- [WORK INSTRUCTION] Which lines mention "Visualforce"? Show each one from the listing.

---------- RECORD EXTRACTS

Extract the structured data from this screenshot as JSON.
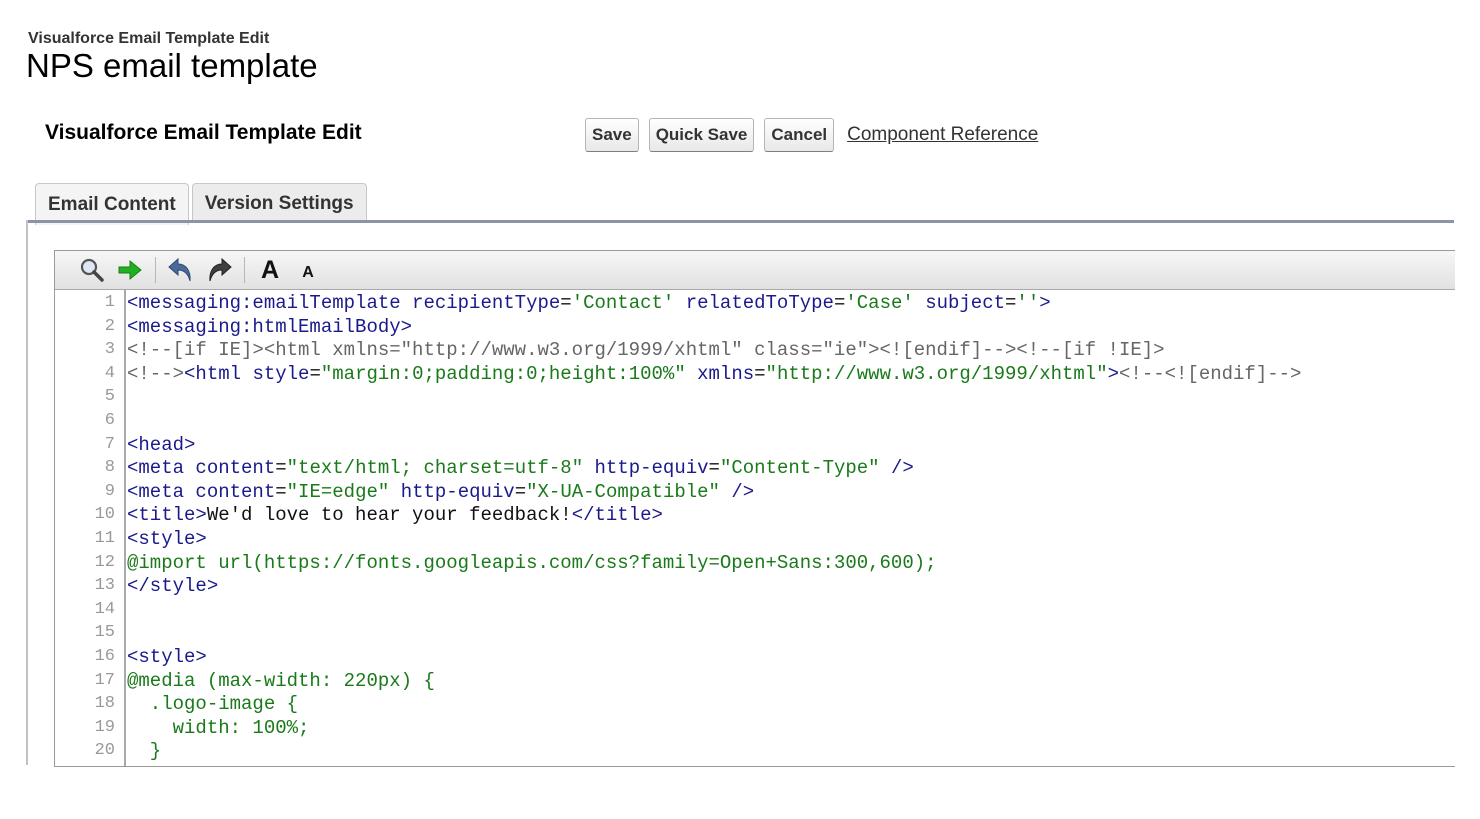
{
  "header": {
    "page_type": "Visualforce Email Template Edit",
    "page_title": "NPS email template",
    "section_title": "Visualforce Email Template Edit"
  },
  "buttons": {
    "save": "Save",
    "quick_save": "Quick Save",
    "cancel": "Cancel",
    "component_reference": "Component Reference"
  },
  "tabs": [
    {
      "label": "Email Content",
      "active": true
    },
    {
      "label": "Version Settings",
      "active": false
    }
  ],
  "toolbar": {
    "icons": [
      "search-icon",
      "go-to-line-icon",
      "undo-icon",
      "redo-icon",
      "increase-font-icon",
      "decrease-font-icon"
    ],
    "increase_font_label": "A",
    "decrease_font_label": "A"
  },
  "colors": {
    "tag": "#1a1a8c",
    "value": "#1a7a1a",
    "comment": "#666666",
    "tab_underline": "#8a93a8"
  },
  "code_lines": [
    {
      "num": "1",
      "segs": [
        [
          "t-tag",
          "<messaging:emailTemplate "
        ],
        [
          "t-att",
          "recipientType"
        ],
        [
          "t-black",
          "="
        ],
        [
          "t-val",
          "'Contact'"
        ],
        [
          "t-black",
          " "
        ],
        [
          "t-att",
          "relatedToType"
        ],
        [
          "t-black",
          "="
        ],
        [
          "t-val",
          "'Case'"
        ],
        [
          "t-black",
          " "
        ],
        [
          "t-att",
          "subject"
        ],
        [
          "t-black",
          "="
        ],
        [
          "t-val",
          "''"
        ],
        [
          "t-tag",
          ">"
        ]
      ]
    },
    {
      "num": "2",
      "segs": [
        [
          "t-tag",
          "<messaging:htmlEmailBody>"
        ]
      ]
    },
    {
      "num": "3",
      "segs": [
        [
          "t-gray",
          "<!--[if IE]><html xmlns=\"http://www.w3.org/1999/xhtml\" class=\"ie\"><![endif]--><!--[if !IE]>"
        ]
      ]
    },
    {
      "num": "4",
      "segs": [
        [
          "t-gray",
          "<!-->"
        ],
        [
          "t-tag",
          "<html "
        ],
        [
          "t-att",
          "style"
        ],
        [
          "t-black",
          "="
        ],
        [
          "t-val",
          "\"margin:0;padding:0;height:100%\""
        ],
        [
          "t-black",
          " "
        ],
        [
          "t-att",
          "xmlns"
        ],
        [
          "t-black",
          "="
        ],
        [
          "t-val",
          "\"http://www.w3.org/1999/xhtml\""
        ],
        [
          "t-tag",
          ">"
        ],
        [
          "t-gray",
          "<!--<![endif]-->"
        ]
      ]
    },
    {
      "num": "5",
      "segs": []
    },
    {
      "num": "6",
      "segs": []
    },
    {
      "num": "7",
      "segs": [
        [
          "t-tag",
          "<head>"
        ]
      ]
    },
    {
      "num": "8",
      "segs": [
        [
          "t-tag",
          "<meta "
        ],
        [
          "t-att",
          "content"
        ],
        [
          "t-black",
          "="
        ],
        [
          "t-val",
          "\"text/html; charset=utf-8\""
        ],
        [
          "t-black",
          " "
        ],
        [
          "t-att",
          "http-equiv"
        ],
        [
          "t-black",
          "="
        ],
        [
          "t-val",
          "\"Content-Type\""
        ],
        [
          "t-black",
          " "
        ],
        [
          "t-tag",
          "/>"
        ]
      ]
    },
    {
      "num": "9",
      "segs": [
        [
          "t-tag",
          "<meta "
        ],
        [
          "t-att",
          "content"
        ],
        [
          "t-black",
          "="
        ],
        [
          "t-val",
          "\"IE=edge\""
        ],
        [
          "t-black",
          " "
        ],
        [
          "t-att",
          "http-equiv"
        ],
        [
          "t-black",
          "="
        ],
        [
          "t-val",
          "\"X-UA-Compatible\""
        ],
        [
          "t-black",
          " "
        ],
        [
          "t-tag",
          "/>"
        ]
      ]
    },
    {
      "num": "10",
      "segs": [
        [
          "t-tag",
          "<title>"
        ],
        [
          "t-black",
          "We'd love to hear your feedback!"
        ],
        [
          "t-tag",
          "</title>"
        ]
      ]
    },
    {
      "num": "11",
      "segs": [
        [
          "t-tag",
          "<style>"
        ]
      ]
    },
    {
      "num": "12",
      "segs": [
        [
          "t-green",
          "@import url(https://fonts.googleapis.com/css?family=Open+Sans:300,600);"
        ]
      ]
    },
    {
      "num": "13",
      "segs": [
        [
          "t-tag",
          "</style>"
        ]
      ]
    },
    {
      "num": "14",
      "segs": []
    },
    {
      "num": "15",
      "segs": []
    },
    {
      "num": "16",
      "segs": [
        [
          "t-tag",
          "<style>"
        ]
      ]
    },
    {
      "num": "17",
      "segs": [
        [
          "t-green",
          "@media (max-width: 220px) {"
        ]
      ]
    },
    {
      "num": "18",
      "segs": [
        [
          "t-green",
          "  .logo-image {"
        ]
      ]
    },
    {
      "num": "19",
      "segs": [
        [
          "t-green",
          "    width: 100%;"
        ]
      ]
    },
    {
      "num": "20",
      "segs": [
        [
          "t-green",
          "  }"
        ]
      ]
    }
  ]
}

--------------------

- [COMPLETED TASK]
    "page_type": "Visualforce Email Template Edit",
    "section_title": "Visualforce Email Template Edit"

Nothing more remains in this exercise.